■ EXERCISE ■
Return every line from the records below in which the word "JSON" is found.

■ INFORMATION ■
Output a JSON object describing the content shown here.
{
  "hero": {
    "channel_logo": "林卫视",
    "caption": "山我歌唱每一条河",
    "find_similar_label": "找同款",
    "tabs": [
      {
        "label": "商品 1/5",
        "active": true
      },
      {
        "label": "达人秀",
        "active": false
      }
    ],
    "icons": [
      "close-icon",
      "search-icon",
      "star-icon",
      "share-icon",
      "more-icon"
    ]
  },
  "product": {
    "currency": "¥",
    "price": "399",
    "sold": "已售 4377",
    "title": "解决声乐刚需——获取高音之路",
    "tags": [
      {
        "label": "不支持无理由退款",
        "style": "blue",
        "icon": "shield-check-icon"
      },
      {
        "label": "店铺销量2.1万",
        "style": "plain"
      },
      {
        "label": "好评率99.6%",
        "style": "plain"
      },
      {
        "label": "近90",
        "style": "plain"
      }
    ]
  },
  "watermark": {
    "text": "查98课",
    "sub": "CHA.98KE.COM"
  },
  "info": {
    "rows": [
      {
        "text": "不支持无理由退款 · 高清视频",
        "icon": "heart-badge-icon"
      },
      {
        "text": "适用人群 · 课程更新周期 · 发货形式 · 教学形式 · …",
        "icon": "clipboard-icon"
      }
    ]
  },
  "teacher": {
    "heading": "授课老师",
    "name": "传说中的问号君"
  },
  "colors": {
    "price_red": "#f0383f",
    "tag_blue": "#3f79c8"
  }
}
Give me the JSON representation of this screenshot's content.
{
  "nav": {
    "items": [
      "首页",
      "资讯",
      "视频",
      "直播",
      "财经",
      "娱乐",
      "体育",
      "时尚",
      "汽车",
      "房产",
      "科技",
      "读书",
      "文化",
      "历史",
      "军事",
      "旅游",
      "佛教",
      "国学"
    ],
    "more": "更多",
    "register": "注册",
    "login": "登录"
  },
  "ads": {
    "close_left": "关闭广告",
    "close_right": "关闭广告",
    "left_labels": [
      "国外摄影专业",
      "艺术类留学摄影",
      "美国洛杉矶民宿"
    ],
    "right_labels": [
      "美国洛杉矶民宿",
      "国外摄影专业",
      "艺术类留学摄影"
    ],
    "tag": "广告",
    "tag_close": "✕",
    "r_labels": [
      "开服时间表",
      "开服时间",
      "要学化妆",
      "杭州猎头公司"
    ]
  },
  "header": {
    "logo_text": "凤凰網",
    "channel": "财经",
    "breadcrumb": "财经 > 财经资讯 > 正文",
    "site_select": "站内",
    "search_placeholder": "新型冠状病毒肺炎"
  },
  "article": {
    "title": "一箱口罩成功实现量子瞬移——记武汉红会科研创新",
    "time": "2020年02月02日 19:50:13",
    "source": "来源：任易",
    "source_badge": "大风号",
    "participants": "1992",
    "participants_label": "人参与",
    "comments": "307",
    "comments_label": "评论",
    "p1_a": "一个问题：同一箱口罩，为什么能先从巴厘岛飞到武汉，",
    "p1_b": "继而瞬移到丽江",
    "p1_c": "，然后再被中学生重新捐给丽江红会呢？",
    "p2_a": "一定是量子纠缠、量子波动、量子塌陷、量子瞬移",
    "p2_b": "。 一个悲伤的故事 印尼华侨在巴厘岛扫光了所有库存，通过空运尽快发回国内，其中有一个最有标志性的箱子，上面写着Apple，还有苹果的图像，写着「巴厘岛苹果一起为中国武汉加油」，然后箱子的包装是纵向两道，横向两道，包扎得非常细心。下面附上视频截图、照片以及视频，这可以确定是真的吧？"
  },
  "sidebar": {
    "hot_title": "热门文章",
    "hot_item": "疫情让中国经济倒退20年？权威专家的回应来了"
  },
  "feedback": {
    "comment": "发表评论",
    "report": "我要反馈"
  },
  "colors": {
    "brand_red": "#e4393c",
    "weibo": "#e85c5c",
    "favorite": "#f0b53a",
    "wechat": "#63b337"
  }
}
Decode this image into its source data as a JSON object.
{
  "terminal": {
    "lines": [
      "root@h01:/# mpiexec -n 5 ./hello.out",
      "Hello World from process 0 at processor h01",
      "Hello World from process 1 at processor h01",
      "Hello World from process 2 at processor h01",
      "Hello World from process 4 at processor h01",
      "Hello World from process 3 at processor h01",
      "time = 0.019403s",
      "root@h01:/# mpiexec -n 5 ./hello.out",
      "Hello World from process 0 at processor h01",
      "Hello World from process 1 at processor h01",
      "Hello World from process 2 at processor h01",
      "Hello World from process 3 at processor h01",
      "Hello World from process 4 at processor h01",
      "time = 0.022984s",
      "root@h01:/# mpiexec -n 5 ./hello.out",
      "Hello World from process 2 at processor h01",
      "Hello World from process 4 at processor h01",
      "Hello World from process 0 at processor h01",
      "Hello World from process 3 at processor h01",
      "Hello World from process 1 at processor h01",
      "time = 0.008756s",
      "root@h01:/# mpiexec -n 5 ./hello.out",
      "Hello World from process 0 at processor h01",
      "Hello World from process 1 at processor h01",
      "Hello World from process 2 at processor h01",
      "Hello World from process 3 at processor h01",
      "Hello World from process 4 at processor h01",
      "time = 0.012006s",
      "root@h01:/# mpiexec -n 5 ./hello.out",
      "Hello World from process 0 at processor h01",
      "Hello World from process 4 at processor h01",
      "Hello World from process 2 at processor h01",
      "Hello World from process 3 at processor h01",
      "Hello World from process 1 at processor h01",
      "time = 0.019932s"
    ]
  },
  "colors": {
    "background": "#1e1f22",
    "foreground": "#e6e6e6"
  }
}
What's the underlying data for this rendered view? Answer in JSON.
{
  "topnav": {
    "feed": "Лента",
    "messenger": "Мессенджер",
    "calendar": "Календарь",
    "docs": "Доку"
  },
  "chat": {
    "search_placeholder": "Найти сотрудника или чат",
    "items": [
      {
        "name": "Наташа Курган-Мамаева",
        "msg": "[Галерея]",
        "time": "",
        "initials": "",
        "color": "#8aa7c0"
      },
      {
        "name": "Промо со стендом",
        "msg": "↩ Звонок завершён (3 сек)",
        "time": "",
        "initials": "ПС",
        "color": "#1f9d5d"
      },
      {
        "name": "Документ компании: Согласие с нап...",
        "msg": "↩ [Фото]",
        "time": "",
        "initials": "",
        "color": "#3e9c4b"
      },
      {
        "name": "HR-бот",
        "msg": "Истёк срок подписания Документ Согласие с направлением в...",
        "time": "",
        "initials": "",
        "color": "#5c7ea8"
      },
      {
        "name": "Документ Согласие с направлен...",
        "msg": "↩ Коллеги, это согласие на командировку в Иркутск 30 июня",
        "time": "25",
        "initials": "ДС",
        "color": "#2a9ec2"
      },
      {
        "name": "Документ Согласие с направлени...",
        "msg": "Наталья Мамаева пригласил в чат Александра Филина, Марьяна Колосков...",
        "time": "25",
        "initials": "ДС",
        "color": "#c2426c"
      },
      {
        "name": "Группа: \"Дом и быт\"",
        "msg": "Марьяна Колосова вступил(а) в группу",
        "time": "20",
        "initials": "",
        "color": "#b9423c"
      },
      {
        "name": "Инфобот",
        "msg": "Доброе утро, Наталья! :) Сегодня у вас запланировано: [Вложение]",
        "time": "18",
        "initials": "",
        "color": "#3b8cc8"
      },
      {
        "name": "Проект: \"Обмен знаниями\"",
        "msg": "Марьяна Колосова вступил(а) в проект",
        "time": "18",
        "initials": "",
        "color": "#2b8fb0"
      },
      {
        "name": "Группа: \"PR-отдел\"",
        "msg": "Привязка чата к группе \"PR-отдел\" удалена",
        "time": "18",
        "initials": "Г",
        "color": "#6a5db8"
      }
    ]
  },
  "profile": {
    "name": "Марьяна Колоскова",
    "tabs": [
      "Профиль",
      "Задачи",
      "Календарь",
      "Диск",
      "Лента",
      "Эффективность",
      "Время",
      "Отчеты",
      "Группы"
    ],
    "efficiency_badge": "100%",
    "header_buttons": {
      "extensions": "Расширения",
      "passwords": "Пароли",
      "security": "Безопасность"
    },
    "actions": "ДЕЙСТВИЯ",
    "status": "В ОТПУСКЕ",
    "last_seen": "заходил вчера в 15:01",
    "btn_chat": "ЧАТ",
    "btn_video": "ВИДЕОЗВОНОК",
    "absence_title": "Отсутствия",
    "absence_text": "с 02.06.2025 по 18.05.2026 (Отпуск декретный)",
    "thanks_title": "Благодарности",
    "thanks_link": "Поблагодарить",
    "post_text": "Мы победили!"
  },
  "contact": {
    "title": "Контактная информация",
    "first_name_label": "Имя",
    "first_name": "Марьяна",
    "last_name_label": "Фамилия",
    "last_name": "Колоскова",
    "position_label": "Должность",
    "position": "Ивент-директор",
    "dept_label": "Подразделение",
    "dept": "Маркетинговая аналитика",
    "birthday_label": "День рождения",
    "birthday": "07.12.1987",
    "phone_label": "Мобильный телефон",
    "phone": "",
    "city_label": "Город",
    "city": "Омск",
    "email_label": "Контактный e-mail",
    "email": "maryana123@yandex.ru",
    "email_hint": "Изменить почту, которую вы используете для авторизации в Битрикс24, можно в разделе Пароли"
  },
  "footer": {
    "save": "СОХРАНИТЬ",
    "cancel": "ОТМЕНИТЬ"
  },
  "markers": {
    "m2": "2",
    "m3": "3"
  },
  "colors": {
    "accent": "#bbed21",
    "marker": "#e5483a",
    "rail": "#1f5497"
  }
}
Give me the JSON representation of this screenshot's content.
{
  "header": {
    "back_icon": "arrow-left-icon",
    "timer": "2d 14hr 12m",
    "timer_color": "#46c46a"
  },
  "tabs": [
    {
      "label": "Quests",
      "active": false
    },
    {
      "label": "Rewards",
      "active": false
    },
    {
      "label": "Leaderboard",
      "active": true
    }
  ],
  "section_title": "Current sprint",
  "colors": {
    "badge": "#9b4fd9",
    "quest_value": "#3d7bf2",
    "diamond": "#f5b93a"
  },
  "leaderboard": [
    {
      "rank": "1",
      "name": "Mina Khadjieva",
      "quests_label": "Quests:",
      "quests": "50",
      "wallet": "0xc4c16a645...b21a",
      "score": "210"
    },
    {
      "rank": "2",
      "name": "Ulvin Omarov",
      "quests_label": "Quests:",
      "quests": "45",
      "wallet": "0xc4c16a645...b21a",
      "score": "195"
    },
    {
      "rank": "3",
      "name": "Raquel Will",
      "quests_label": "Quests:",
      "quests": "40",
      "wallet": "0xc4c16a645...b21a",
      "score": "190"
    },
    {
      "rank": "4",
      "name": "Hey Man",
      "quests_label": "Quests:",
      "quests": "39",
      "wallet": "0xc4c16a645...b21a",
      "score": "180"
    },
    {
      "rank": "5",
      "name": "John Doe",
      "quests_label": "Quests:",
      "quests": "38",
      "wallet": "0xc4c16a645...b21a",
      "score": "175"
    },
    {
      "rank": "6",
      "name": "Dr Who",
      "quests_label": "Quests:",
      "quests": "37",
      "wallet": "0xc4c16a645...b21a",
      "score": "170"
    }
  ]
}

■ TASK RESPONSE ■
Output a JSON object describing the content shown here.
Give me the JSON representation of this screenshot's content.
Decode this image into its source data as a JSON object.
What's the underlying data for this rendered view? Answer in JSON.
Give me the JSON representation of this screenshot's content.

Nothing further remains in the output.